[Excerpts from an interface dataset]
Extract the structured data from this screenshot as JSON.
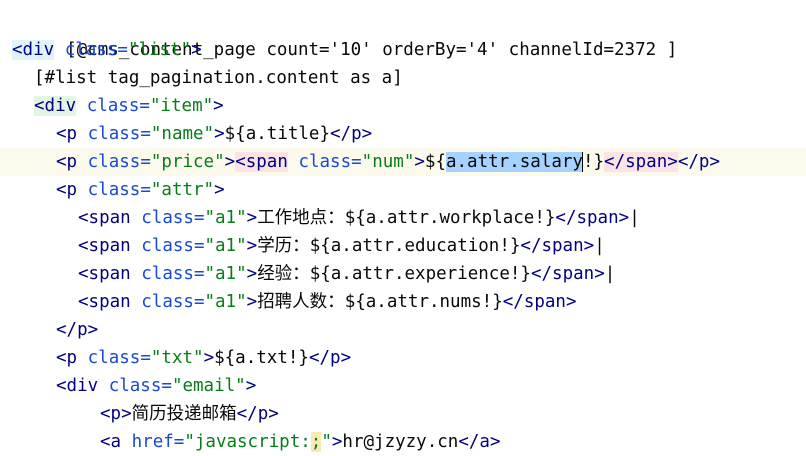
{
  "code_lines": [
    {
      "text_1": "[@cms_content_page count='10' orderBy='4' channelId=2372 ]"
    },
    {
      "open": "<",
      "tag": "div",
      "attr": "class",
      "eq": "=",
      "val": "\"list\"",
      "close": ">"
    },
    {
      "text_1": "[#list tag_pagination.content as a]"
    },
    {
      "open": "<",
      "tag": "div",
      "attr": "class",
      "eq": "=",
      "val": "\"item\"",
      "close": ">"
    },
    {
      "open": "<",
      "tag": "p",
      "attr": "class",
      "eq": "=",
      "val": "\"name\"",
      "close": ">",
      "content": "${a.title}",
      "end_open": "</",
      "end_tag": "p",
      "end_close": ">"
    },
    {
      "open": "<",
      "tag": "p",
      "attr": "class",
      "eq": "=",
      "val": "\"price\"",
      "close": ">",
      "span_open": "<",
      "span_tag": "span",
      "span_attr": "class",
      "span_eq": "=",
      "span_val": "\"num\"",
      "span_close": ">",
      "pre": "${",
      "selected": "a.attr.salary",
      "post": "!}",
      "span_end_open": "</",
      "span_end_tag": "span",
      "span_end_close": ">",
      "end_open": "</",
      "end_tag": "p",
      "end_close": ">"
    },
    {
      "open": "<",
      "tag": "p",
      "attr": "class",
      "eq": "=",
      "val": "\"attr\"",
      "close": ">"
    },
    {
      "open": "<",
      "tag": "span",
      "attr": "class",
      "eq": "=",
      "val": "\"a1\"",
      "close": ">",
      "label": "工作地点：",
      "content": "${a.attr.workplace!}",
      "end_open": "</",
      "end_tag": "span",
      "end_close": ">",
      "tail": "|"
    },
    {
      "open": "<",
      "tag": "span",
      "attr": "class",
      "eq": "=",
      "val": "\"a1\"",
      "close": ">",
      "label": "学历：",
      "content": "${a.attr.education!}",
      "end_open": "</",
      "end_tag": "span",
      "end_close": ">",
      "tail": "|"
    },
    {
      "open": "<",
      "tag": "span",
      "attr": "class",
      "eq": "=",
      "val": "\"a1\"",
      "close": ">",
      "label": "经验：",
      "content": "${a.attr.experience!}",
      "end_open": "</",
      "end_tag": "span",
      "end_close": ">",
      "tail": "|"
    },
    {
      "open": "<",
      "tag": "span",
      "attr": "class",
      "eq": "=",
      "val": "\"a1\"",
      "close": ">",
      "label": "招聘人数：",
      "content": "${a.attr.nums!}",
      "end_open": "</",
      "end_tag": "span",
      "end_close": ">"
    },
    {
      "end_open": "</",
      "end_tag": "p",
      "end_close": ">"
    },
    {
      "open": "<",
      "tag": "p",
      "attr": "class",
      "eq": "=",
      "val": "\"txt\"",
      "close": ">",
      "content": "${a.txt!}",
      "end_open": "</",
      "end_tag": "p",
      "end_close": ">"
    },
    {
      "open": "<",
      "tag": "div",
      "attr": "class",
      "eq": "=",
      "val": "\"email\"",
      "close": ">"
    },
    {
      "open": "<",
      "tag": "p",
      "close": ">",
      "label": "简历投递邮箱",
      "end_open": "</",
      "end_tag": "p",
      "end_close": ">"
    },
    {
      "open": "<",
      "tag": "a",
      "attr": "href",
      "eq": "=",
      "val_1": "\"javascript:",
      "val_sq": ";",
      "val_2": "\"",
      "close": ">",
      "content": "hr@jzyzy.cn",
      "end_open": "</",
      "end_tag": "a",
      "end_close": ">"
    }
  ]
}
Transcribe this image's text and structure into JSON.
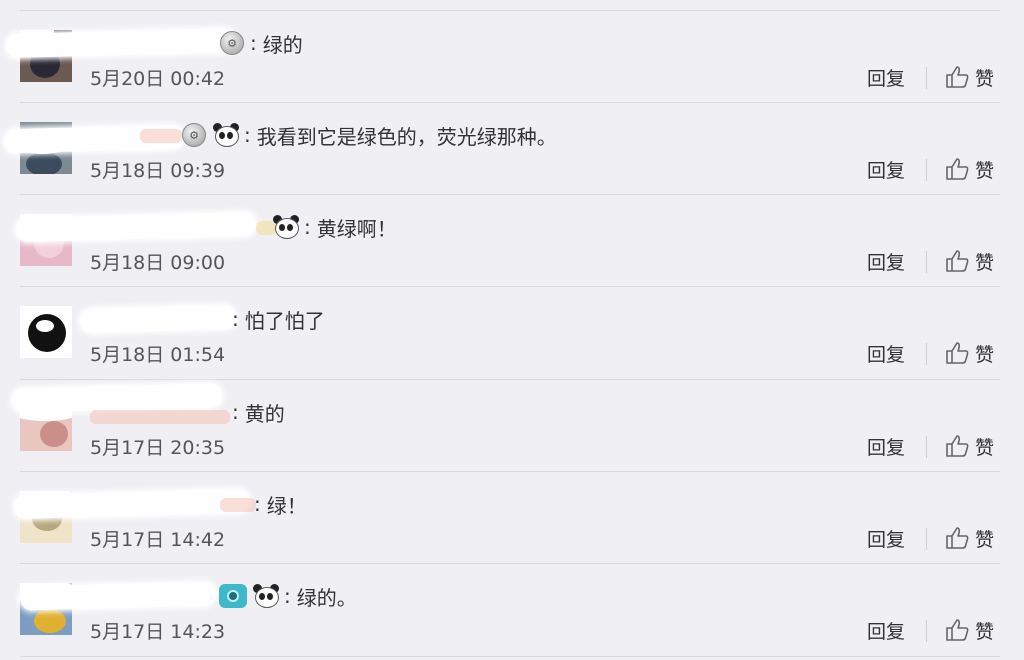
{
  "comments": [
    {
      "content": "绿的",
      "time": "5月20日 00:42",
      "emoji_before": [
        "silver-medal-badge"
      ],
      "avatar_color": "#6b5a52",
      "avatar_accent": "#2a2a36"
    },
    {
      "content": "我看到它是绿色的，荧光绿那种。",
      "time": "5月18日 09:39",
      "emoji_before": [
        "silver-medal-badge",
        "panda-emoji"
      ],
      "avatar_color": "#7c8a96",
      "avatar_accent": "#3c4c5c"
    },
    {
      "content": "黄绿啊！",
      "time": "5月18日 09:00",
      "emoji_before": [
        "panda-emoji"
      ],
      "avatar_color": "#e7b9c8",
      "avatar_accent": "#f2d0dc"
    },
    {
      "content": "怕了怕了",
      "time": "5月18日 01:54",
      "emoji_before": [],
      "avatar_color": "#ffffff",
      "avatar_accent": "#111111"
    },
    {
      "content": "黄的",
      "time": "5月17日 20:35",
      "emoji_before": [],
      "avatar_color": "#e9c7c0",
      "avatar_accent": "#c98f88"
    },
    {
      "content": "绿！",
      "time": "5月17日 14:42",
      "emoji_before": [],
      "avatar_color": "#efe3c8",
      "avatar_accent": "#b9a77e"
    },
    {
      "content": "绿的。",
      "time": "5月17日 14:23",
      "emoji_before": [
        "camera-emoji",
        "panda-emoji"
      ],
      "avatar_color": "#7d9ec2",
      "avatar_accent": "#e0b030"
    }
  ],
  "actions": {
    "reply_label": "回复",
    "like_label": "赞"
  },
  "colors": {
    "background": "#f0eff4",
    "divider": "#d8d8de",
    "text": "#333333",
    "muted": "#555555"
  }
}
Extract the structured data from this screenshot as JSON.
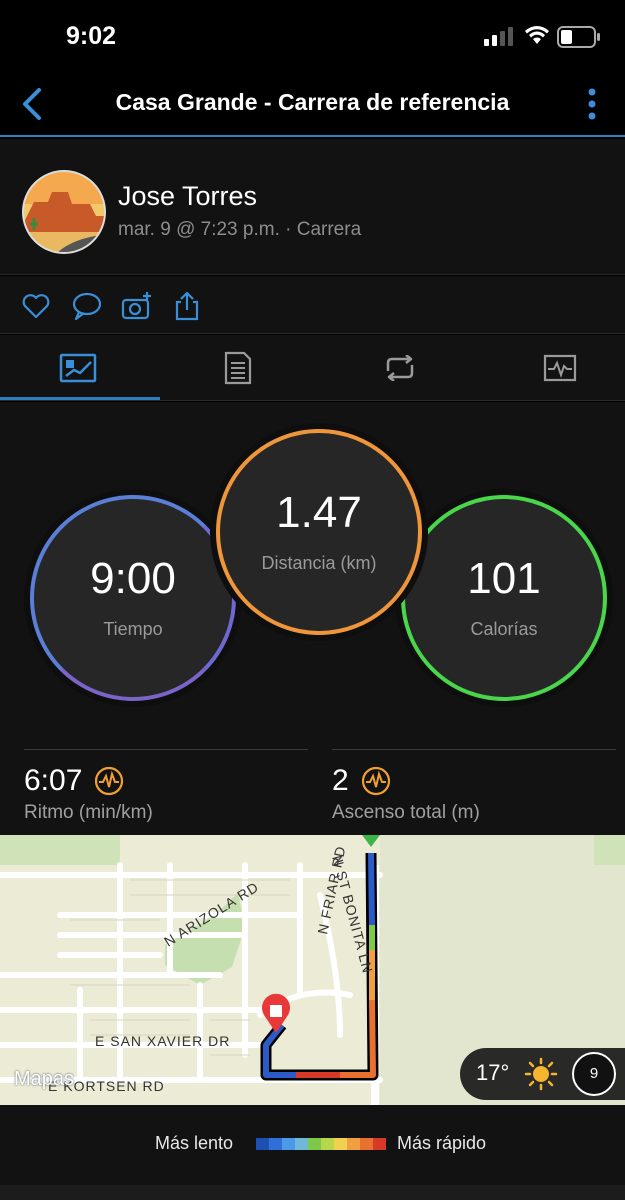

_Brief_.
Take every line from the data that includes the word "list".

_Answer to this problem_.
      "val": "\"list\"",
      "text_1": "[#list tag_pagination.content as a]"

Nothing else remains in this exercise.